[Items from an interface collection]
--------------------
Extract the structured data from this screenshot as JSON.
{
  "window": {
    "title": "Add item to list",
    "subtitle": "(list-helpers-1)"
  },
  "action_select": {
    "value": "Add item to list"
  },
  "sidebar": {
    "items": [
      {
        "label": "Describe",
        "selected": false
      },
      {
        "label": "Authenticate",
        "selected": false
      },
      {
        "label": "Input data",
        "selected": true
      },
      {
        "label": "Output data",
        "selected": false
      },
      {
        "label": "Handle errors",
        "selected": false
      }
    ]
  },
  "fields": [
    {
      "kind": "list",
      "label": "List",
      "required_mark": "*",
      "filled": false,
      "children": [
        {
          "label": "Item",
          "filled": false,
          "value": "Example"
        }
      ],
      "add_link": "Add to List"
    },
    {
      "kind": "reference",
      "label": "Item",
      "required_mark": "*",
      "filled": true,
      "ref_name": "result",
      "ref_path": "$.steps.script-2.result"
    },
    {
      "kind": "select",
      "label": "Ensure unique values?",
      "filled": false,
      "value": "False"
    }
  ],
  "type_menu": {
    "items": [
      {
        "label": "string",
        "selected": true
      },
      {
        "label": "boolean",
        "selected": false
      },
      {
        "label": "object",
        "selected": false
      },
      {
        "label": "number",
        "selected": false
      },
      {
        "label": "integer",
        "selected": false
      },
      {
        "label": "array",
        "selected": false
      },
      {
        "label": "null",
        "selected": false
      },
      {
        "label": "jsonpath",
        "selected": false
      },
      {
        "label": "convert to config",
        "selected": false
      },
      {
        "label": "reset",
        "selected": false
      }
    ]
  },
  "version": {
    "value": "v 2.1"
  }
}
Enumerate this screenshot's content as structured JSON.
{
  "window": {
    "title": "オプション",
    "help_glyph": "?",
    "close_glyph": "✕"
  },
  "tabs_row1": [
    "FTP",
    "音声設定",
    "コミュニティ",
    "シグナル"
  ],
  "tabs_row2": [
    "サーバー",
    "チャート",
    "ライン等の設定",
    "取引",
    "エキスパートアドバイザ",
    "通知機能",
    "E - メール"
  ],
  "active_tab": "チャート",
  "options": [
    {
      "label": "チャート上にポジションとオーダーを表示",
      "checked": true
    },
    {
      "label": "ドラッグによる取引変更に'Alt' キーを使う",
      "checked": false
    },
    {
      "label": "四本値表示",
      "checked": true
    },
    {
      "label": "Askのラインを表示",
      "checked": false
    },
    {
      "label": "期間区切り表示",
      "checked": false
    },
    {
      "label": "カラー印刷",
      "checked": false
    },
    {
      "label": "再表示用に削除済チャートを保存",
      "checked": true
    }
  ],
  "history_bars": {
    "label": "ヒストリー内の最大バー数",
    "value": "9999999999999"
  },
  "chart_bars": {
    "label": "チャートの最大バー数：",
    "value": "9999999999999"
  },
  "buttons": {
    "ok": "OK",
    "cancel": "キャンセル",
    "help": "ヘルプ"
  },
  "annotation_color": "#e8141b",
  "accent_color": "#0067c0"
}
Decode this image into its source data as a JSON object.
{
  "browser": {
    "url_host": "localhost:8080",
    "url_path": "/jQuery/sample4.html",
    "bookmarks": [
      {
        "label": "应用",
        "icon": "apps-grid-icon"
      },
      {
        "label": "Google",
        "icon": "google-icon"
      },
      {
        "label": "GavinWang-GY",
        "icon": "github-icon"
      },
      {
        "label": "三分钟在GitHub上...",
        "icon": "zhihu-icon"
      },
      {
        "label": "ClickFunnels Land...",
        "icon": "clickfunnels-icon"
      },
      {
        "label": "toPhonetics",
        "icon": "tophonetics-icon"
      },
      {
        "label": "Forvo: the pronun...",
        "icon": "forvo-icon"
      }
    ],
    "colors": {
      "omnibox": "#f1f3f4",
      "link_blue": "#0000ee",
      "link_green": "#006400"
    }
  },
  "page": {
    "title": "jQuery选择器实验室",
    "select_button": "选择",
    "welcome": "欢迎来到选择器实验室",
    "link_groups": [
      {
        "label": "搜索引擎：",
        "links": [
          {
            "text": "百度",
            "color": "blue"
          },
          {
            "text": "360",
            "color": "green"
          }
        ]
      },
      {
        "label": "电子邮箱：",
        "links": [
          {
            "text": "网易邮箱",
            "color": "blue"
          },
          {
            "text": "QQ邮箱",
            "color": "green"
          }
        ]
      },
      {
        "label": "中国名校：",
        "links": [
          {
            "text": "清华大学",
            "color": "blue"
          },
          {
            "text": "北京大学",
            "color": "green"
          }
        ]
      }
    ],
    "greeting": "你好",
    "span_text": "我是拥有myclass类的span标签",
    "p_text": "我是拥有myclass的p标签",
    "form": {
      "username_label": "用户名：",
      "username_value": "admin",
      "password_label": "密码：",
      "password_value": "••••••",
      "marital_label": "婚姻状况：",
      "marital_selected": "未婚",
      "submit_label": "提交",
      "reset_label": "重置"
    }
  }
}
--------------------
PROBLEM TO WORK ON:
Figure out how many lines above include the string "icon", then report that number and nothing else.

ANSWER TO THE EXERCISE:
7